Seven Against Thebes Study Guide | Summary of Aeschylus' 7 Against Thebes | Characters | Terms to Know | Study Questions
While you read 7 Against Thebes there are many themes that may occur to you. Here are some questions you might try to answer or argue from both sides, especially the implicit one about whether Antigone's defiant scene was a later interpolation or part of the original, for which see, for instance: "The Ending of the 'Seven against Thebes,'" by Everard Flintoff; Mnemosyne (1980), pp. 244-271, and "The End of the Seven against Thebes, by A. L. Brown; The Classical Quarterly (1976), pp. 206-219.
You will also find scholarly articles that relate to the questions, although, since the questions are open-ended, don't expect to find the answers.
What is Aeschylus' Vision of the Gods?
Which gods feature most prominently in the play?
Where are they?
Do the Furies (Erinyes) play a role?
What is the difference in attitudes towards the gods between the chorus and Eteocles?
"Eteocles, Amphiaraus, and Necessity in Aeschylus' 'Seven against Thebes.'" by Ann DeVito; Hermes (2nd Qtr., 1999), pp. 165-171.
What Is Eteocles' Tragic Flaw?
Does Eteocles even have a tragic flaw?
What is it?
What evidence is there for "hubris" or "hamartia"?
Could the idea of a hero's tragic flaw be used to argue that Antigone's defiance is part of a later addition to the play?
"Seven against Thebes," by Philip Vellacott; The Classical World (Dec., 1979 - Jan., 1980), pp. 211-219.
What Does the Chorus Do?
Besides annoy Eteocles, that is? Why does it annoy Eteocles?
I see a parallel in the reaction Antigone has to the herald. Do you?
Could that be used to defend the position that the scene was part of the original play by Aeschylus?
"Prayer and Curse in Aeschylus' 'Seven against Thebes,'" by Eva Stehle; Classical Philology (Apr., 2005), pp. 101-122.
Was Aeschylus a Misogynist?
The tirade Eteocles launches at the chorus has been described as misogynistic. Can you support the idea that it is not? Does Aeschylus present the chorus as behaving in a justified manner even if Eteocles doesn't understand it? What danger is there in jumping to the conclusion that Aeschylus is a misogynist on the basis of a drama intended for a male audience? Is it fair to assume the audience was male (research required)?

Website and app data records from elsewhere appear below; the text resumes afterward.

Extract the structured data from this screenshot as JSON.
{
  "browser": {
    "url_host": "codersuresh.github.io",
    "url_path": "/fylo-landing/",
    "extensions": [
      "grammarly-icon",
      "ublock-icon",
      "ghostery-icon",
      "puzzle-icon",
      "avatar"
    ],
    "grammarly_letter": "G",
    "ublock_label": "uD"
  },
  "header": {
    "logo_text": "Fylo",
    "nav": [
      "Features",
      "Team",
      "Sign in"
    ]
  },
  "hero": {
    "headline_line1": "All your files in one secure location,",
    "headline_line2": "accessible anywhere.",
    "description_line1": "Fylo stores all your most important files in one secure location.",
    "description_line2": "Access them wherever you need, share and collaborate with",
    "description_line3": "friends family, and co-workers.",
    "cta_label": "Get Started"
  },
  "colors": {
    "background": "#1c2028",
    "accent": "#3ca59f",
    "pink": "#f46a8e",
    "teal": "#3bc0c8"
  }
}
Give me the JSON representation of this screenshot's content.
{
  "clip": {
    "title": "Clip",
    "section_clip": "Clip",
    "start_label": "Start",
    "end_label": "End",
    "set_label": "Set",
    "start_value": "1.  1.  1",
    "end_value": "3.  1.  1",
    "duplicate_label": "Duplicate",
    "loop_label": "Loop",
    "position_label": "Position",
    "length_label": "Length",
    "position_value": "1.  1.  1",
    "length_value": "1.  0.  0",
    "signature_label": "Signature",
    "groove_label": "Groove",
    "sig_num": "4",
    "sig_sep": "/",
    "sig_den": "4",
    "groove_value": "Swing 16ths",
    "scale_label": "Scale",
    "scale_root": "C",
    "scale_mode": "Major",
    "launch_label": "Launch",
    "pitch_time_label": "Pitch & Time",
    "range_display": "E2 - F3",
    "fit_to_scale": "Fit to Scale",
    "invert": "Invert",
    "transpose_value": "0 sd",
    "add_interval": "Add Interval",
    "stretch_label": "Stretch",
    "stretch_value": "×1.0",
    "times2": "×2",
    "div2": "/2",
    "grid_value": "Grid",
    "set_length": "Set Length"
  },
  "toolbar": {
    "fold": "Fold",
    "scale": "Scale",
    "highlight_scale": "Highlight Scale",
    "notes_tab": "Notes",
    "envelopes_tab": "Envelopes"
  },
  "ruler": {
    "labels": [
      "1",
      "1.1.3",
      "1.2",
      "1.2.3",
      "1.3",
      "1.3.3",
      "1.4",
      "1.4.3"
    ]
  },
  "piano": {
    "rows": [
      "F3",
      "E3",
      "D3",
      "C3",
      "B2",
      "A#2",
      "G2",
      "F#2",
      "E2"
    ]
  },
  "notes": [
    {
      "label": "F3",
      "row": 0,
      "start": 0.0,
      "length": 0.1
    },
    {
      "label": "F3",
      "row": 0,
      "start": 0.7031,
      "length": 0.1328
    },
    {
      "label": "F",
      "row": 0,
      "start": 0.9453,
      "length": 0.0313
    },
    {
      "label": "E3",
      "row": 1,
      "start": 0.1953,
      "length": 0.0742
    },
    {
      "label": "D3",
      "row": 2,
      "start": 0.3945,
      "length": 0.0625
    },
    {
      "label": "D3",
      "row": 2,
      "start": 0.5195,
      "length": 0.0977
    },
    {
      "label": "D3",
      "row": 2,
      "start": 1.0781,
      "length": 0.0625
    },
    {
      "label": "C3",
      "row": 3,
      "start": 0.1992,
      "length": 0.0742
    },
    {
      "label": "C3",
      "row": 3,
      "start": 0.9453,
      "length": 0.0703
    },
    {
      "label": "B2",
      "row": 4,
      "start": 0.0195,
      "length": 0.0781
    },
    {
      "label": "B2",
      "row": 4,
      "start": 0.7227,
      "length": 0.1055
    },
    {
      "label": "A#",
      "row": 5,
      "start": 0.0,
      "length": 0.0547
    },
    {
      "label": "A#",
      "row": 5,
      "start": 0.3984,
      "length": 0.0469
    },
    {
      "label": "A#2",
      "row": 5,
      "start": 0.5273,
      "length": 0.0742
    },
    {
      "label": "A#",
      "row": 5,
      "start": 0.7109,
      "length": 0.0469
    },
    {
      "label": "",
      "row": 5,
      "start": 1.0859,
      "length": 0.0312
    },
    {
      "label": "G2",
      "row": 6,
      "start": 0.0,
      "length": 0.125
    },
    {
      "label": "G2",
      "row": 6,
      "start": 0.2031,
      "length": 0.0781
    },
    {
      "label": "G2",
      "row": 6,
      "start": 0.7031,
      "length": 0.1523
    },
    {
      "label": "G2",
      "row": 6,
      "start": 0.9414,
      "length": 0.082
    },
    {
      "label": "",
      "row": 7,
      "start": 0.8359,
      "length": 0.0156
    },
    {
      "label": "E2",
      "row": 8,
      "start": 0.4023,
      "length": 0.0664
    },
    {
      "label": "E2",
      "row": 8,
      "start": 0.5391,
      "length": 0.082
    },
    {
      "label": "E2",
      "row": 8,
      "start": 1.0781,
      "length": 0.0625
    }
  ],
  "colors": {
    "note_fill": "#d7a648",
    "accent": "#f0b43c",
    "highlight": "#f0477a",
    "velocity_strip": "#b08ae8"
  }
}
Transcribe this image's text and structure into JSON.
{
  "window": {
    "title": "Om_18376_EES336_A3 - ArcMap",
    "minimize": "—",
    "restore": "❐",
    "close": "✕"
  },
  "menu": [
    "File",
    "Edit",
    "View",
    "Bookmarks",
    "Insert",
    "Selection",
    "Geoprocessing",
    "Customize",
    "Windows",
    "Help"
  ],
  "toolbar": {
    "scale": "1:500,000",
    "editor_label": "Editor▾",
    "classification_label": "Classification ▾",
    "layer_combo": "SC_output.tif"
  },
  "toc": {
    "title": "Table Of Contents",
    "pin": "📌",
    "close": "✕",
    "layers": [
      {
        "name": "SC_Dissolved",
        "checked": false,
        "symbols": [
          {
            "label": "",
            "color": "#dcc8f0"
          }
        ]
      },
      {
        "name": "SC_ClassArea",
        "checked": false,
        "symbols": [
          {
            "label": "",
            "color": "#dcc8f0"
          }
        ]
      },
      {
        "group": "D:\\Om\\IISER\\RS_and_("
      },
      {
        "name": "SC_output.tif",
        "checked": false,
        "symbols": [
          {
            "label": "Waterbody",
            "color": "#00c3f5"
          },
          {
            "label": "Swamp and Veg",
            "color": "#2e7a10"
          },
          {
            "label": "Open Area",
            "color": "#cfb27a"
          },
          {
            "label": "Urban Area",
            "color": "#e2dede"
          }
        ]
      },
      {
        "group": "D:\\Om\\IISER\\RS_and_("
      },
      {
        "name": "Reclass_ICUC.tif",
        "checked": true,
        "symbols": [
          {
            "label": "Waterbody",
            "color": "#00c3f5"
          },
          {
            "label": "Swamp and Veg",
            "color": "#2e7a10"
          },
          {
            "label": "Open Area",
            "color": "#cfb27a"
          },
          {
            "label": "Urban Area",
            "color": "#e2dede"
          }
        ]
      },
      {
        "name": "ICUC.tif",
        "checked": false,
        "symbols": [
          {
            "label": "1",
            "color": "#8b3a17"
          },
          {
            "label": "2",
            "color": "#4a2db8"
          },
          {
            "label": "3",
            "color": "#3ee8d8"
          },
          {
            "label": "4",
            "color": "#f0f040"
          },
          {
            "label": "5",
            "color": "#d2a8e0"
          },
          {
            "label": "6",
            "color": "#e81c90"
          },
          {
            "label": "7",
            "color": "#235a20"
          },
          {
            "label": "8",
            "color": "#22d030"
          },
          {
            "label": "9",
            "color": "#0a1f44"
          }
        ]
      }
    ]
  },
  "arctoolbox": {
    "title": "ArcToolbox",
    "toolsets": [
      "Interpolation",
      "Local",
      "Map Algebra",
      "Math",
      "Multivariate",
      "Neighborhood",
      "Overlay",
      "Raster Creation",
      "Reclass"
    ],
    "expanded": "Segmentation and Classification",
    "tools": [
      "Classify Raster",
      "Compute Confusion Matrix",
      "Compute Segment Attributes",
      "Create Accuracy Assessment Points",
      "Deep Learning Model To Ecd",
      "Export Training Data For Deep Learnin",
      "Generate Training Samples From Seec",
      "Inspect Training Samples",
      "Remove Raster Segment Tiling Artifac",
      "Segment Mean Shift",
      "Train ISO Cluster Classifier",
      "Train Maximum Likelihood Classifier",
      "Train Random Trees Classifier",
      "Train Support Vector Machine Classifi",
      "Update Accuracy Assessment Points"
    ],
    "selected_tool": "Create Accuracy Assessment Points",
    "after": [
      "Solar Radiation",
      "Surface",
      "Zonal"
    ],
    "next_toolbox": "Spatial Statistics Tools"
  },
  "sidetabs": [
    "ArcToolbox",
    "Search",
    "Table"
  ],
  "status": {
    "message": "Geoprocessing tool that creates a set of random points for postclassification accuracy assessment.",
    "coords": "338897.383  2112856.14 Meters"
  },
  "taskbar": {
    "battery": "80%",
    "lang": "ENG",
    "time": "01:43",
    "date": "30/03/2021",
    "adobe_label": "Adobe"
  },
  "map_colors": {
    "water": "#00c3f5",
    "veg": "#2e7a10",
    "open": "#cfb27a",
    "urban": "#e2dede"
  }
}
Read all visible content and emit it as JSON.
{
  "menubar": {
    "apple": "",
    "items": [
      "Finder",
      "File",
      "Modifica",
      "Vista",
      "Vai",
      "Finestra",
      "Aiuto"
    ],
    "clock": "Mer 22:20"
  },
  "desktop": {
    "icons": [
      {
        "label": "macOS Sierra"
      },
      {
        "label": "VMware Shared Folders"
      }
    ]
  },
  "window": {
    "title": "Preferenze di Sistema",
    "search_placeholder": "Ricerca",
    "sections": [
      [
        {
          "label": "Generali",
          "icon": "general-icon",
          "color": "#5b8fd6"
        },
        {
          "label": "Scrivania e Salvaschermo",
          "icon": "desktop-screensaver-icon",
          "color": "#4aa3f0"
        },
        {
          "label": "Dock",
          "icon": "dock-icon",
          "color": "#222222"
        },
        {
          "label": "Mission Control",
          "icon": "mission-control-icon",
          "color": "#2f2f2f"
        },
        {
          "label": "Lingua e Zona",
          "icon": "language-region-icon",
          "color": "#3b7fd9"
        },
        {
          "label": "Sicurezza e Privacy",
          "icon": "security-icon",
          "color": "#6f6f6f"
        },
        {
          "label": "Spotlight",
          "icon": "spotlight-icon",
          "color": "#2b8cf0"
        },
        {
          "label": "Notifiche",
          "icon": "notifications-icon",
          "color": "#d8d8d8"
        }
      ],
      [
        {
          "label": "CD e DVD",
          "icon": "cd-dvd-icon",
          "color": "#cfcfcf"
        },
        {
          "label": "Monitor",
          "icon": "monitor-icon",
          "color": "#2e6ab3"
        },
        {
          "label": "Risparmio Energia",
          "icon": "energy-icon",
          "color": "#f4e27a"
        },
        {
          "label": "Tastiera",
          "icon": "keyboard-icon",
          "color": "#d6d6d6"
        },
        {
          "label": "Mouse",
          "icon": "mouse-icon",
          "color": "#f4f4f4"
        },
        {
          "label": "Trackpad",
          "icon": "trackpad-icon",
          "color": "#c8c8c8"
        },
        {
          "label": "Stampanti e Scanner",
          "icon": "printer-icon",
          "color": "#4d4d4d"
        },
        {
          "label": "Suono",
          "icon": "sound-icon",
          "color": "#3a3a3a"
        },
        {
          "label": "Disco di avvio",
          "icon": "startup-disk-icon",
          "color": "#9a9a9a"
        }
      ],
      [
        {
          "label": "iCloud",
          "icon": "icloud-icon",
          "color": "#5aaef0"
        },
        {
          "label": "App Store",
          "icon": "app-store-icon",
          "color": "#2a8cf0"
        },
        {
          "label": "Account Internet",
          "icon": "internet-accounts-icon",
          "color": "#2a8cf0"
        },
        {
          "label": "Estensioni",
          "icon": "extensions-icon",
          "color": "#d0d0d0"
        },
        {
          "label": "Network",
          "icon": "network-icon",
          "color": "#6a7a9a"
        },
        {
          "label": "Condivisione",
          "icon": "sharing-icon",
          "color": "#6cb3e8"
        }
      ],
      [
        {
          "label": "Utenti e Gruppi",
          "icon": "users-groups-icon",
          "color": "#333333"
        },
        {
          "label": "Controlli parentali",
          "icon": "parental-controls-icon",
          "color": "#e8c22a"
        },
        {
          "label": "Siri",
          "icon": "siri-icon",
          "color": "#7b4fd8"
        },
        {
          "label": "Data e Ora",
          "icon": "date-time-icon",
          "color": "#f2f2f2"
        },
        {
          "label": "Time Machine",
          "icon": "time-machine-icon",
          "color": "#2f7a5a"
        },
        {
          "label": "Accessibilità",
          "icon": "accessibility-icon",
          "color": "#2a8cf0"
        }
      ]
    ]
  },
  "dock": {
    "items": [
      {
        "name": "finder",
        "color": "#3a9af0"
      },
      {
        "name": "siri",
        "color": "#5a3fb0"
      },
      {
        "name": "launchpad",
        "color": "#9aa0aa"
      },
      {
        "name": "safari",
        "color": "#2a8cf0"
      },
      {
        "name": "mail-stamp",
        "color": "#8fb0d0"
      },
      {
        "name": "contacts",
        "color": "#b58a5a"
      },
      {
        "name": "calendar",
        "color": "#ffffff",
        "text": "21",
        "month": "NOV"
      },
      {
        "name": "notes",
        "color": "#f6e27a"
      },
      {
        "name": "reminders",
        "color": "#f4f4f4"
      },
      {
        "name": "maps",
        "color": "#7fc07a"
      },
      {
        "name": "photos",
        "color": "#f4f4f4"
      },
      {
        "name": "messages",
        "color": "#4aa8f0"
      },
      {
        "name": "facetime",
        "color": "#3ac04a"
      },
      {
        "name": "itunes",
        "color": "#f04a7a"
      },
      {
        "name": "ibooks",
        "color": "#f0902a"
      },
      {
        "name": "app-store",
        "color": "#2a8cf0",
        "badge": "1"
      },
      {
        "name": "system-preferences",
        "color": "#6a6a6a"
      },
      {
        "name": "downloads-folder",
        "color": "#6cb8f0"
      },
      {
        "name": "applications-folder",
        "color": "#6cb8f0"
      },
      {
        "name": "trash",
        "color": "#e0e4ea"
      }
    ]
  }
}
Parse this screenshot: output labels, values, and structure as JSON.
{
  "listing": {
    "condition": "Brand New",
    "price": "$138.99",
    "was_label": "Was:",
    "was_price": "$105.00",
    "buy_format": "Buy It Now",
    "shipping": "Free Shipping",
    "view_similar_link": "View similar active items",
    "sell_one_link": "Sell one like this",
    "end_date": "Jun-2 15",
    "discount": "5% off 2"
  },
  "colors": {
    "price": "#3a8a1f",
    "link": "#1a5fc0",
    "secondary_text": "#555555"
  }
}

How Do Events in Athens Affect this Tragedy Set in Thebes?
Athens, the head of the Delian League, had built walls, which its soon-to-be Peloponnesian War-enemy, Sparta, opposed. Do you think there is a political message?
A statement about war?
Does the play presage the Peloponnesian War or make reference to the Persian Wars, in which Aeschylus lost his brother and fought at the Battle of Marathon?
"Tragic Preludes: Aeschylus 'Seven against Thebes' 4-8," by Thomas K. Hubbard; Phoenix (Winter, 1992), pp. 299-308.
"The Seven against Thebes as Propaganda for Pericles," by L. A. Post; The Classical Weekly (Dec. 11, 1950), pp. 49-52.
Eteocles refers to himself as at the head of the ship of state. Try to notice any other nautical images. How does the scene describing the shields reference the Iliad?
For more on themes in The Seven Against Thebes, see The Path Guy.
Rosenmeyer points out the Eteocles' name means "true fame" and Polynices' means "much strife." ("Seven against Thebes. The Tragedy of War," by Thomas Rosenmeyer; Arion (Spring, 1962), pp. 48-78.) This article also points out metrical elements that one may not notice in English translation.